# PROBLEM
With pictures removed, output every record below exactly as written.

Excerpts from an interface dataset
====================

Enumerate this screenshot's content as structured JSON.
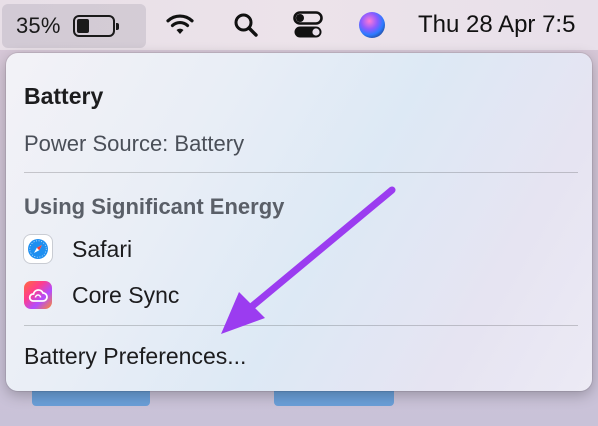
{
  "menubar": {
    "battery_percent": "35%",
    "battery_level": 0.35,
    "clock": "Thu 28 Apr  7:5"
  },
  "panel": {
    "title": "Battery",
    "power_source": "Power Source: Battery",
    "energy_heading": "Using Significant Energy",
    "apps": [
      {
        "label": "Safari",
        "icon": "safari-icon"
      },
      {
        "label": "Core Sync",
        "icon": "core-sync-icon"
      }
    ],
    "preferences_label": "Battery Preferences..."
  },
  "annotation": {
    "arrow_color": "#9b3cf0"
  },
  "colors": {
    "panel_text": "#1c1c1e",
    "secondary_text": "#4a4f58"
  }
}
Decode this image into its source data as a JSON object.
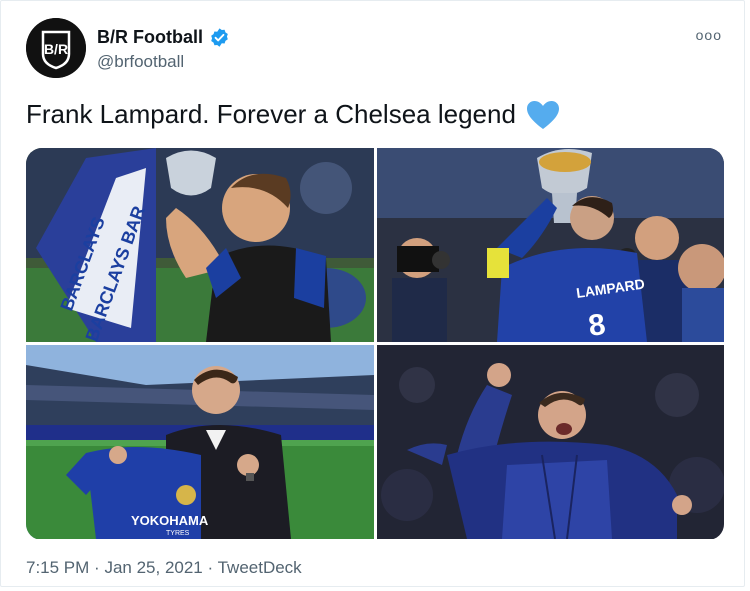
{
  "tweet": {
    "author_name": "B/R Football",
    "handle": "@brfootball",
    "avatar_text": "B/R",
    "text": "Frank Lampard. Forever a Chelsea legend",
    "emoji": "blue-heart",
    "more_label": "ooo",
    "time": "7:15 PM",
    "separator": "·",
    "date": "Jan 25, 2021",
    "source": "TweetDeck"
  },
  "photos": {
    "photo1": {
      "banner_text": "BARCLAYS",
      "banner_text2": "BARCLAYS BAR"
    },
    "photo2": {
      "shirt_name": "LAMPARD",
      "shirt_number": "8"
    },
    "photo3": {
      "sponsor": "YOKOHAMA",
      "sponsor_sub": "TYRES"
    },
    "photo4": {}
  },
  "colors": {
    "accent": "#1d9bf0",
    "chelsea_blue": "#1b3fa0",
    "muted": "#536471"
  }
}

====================

# YOUR SOLUTION
Enumerate this screenshot's content as structured JSON.
{
  "menubar": {
    "battery_percent": "35%",
    "battery_level": 0.35,
    "clock": "Thu 28 Apr  7:5"
  },
  "panel": {
    "title": "Battery",
    "power_source": "Power Source: Battery",
    "energy_heading": "Using Significant Energy",
    "apps": [
      {
        "label": "Safari",
        "icon": "safari-icon"
      },
      {
        "label": "Core Sync",
        "icon": "core-sync-icon"
      }
    ],
    "preferences_label": "Battery Preferences..."
  },
  "annotation": {
    "arrow_color": "#9b3cf0"
  },
  "colors": {
    "panel_text": "#1c1c1e",
    "secondary_text": "#4a4f58"
  }
}
Decode this image into its source data as a JSON object.
{
  "tweet": {
    "author_name": "B/R Football",
    "handle": "@brfootball",
    "avatar_text": "B/R",
    "text": "Frank Lampard. Forever a Chelsea legend",
    "emoji": "blue-heart",
    "more_label": "ooo",
    "time": "7:15 PM",
    "separator": "·",
    "date": "Jan 25, 2021",
    "source": "TweetDeck"
  },
  "photos": {
    "photo1": {
      "banner_text": "BARCLAYS",
      "banner_text2": "BARCLAYS BAR"
    },
    "photo2": {
      "shirt_name": "LAMPARD",
      "shirt_number": "8"
    },
    "photo3": {
      "sponsor": "YOKOHAMA",
      "sponsor_sub": "TYRES"
    },
    "photo4": {}
  },
  "colors": {
    "accent": "#1d9bf0",
    "chelsea_blue": "#1b3fa0",
    "muted": "#536471"
  }
}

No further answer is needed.